This book provides an introduction to the dramatic traditions that Shakespeare inherited as he began his career as playwright. The theatre was both a commercial enterprise and a forum for literary experiment; the development of the stage and acting companies is discussed in the section on the stage.

Chapters in this book:

Polonius on dramatic genre. . .*

Footnotes

  1. Genre upon genre

    Polonius tells Hamlet of the visiting players and their repertoire:

    The best actors in the world, either for tragedy, comedy, history, pastoral, pastoral-comical, historical-pastoral, tragical-historical, tragical-comical- historical-pastoral; scene individible, or poem unlimited. Seneca cannot be too heavy, nor Plautus too light.
    (Hamlet, 2. 2. 400-411)

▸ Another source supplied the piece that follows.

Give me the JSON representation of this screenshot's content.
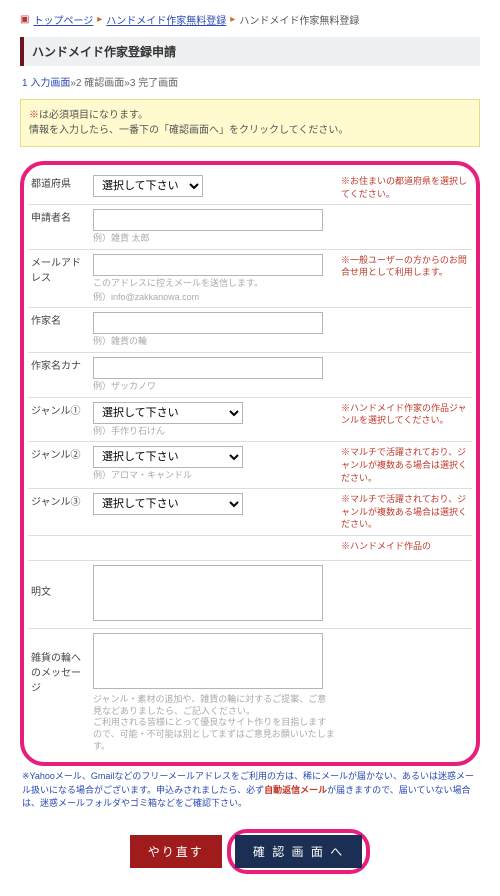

    scene individible
    Refers to those plays in which the scene stays the same throughout and the action lasts no more than a day; generally true of classical drama.

    poem unlimited
    A play which allows no limit on the number of places represented, or on the time represented in the plot. Sir Philip Sidney commented disparagingly of early English drama for what he saw as a fault.